Return each entry below without any alteration.

##### Dataset records #####

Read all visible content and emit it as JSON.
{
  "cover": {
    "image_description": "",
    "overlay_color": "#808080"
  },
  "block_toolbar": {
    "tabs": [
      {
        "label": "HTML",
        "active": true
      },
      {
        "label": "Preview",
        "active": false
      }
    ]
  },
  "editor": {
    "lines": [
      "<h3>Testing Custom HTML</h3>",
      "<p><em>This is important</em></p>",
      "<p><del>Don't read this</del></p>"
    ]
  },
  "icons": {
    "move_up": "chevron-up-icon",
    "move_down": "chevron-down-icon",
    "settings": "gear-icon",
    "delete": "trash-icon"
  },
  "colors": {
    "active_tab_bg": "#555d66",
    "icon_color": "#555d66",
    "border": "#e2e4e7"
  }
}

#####

● **Written solution**
Read all visible content and emit it as JSON.
{
  "cover": {
    "image_description": "",
    "overlay_color": "#808080"
  },
  "block_toolbar": {
    "tabs": [
      {
        "label": "HTML",
        "active": true
      },
      {
        "label": "Preview",
        "active": false
      }
    ]
  },
  "editor": {
    "lines": [
      "<h3>Testing Custom HTML</h3>",
      "<p><em>This is important</em></p>",
      "<p><del>Don't read this</del></p>"
    ]
  },
  "icons": {
    "move_up": "chevron-up-icon",
    "move_down": "chevron-down-icon",
    "settings": "gear-icon",
    "delete": "trash-icon"
  },
  "colors": {
    "active_tab_bg": "#555d66",
    "icon_color": "#555d66",
    "border": "#e2e4e7"
  }
}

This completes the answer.